They’ll say signing Santonio Holmes was all about adding competition to the mix, and that will be true.
When Wilson fractured his collarbone diving for a pass at camp, it appeared Chicago’s roster contained several suitable prospects as potential replacements. Surely, between players such as Eric Weems, Josh Morgan, Chris Williams, Armanti Edwards and Micheal Spurlock, along with newcomers Greg Herd and Dale Moss, the Bears could find a receiver capable of getting the job done until Wilson returns. They still might be able to pull from this group, with the exception of Weems, who was released once the Holmes news became official.
Let’s take a look at how they’ve played through the first two games of the preseason.
Of the group, just Morgan and Spurlock caught more than three passes over the first two games as both have five receptions. After Josh Bellamy (three receptions), none of Wilson’s potential replacements collected more than two receptions. Williams (two receptions) receives a pass since he suffered a hamstring injury catching a 73-yard pass against the Philadelphia Eagles in the exhibition opener and sat out of Thursday night’s game, while Weems didn't record a single reception in two exhibition outings.
So while the group has shown some production, catching a combined 18 of the 32 passes thrown its way for 301 yards and two touchdowns, the team needs to find about half that output over two games from one player. Wilson showed that capability, and perhaps some of the other candidates possess it, too, but haven’t received ample opportunity due to the Bears shuffling so many players in and out of the lineup to glean a clean evaluation.
Holmes, 30, caught 23 passes for 456 yards and a touchdown in 11 games last season for the New York Jets.
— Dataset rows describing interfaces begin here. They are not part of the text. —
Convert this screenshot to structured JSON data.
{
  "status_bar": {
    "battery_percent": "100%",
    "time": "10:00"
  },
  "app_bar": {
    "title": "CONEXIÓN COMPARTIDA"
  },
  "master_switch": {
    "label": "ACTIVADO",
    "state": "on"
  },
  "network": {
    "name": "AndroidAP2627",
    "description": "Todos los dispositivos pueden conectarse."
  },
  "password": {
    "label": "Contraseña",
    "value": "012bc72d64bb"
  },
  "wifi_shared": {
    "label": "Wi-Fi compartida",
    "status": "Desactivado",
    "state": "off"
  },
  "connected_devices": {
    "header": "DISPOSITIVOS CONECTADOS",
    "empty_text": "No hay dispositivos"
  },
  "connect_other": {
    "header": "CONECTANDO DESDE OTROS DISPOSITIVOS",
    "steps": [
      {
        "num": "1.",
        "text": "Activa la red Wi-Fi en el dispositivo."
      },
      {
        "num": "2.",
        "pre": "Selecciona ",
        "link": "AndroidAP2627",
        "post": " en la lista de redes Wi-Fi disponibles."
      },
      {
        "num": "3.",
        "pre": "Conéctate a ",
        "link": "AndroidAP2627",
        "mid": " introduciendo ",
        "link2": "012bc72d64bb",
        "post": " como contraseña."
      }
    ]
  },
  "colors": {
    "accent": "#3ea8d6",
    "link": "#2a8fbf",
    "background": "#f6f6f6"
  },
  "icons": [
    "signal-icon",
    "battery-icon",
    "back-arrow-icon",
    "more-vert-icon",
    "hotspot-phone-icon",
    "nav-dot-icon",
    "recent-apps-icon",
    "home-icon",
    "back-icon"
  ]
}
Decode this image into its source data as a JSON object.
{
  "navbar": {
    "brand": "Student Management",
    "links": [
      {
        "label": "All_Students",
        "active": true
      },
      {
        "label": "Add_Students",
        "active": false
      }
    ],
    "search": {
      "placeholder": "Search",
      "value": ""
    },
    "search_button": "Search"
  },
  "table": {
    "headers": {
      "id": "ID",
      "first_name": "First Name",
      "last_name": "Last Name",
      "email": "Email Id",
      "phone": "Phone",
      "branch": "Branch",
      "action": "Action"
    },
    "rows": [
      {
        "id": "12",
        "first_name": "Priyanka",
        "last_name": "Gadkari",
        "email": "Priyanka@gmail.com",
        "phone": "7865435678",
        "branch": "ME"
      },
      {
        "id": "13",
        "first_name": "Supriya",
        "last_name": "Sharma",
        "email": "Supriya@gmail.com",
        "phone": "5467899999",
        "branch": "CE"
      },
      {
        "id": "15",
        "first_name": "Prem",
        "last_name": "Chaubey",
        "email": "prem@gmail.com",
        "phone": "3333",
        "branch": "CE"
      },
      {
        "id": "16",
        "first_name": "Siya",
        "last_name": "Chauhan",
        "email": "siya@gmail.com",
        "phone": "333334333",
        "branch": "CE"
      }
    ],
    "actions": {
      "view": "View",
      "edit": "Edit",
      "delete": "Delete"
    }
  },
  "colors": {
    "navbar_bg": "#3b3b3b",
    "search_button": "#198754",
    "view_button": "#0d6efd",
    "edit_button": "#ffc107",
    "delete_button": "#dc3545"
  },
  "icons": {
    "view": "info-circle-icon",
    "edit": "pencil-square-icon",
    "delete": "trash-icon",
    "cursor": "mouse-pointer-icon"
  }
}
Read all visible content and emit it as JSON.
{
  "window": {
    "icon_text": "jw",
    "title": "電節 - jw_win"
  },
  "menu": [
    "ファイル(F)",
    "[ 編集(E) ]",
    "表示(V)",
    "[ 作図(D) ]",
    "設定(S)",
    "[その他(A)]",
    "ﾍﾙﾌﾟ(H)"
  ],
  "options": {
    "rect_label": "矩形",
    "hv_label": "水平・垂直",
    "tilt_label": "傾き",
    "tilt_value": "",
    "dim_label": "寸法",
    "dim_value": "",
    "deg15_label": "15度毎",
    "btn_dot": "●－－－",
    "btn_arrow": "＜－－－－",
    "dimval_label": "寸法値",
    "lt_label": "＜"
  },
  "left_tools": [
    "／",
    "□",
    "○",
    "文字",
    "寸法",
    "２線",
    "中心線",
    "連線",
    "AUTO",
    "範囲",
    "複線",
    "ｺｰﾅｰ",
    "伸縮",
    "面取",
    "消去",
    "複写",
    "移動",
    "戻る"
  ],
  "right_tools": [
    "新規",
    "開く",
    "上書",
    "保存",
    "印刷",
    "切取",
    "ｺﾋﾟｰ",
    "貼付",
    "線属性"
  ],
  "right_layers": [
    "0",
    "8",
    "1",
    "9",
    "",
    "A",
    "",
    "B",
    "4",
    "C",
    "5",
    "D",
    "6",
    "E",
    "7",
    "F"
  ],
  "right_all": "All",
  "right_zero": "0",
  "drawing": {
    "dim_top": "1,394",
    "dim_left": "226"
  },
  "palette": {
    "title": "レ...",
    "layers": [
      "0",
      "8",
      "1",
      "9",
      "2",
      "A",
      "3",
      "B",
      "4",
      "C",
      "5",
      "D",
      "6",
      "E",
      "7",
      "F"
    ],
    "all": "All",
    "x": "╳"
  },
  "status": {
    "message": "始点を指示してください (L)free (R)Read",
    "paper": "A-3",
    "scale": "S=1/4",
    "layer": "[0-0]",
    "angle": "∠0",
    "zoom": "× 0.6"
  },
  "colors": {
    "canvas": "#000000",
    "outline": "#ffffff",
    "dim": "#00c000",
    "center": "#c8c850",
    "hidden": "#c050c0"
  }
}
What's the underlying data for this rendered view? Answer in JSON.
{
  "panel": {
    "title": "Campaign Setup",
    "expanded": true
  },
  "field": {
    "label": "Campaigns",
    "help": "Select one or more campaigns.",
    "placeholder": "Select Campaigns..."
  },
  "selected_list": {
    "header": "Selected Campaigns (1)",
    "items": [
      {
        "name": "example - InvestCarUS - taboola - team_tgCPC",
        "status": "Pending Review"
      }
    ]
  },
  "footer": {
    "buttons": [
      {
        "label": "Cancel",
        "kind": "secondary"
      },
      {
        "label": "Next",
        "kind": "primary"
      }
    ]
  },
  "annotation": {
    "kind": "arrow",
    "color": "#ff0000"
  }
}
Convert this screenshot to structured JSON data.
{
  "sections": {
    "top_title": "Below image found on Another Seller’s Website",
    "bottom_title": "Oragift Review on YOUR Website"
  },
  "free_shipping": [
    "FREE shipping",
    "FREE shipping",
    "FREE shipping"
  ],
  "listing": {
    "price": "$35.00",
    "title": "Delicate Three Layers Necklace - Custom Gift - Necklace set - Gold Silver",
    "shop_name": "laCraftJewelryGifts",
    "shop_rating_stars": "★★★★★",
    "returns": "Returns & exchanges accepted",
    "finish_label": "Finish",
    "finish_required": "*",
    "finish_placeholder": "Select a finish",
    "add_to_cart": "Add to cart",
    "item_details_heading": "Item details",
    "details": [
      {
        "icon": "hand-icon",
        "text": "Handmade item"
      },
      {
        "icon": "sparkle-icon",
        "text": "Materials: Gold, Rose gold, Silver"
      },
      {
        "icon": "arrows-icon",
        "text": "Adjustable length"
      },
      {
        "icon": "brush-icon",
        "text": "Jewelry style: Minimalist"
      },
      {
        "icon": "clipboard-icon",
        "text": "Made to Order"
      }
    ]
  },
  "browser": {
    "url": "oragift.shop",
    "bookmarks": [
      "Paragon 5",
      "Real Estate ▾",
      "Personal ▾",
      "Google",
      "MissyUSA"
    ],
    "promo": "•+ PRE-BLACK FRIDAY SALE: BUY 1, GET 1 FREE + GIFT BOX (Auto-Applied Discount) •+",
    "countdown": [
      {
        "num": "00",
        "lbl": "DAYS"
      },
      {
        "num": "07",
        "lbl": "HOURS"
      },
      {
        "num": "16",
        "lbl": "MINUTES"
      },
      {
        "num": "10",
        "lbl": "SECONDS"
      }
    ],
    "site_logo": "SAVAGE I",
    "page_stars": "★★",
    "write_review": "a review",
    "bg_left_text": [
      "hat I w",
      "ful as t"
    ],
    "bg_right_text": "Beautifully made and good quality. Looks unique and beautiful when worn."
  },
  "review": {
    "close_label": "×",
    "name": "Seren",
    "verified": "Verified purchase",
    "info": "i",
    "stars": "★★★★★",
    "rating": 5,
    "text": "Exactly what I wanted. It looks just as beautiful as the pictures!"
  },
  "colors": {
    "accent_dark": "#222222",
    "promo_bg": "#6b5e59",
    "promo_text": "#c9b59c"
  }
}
He played in four games in 2012 before suffering a lisfranc injury.
Holmes put together his most productive season with the Pittsburgh Steelers in 2009, registering a career-high 79 receptions for 1,248 yards, in addition to receiving MVP honors at Super Bowl XLIII.
Holmes doesn’t need to be all that in Chicago; just a suitable and consistent complement in the slot, which at this point appears more difficult to find with Wilson out of the picture.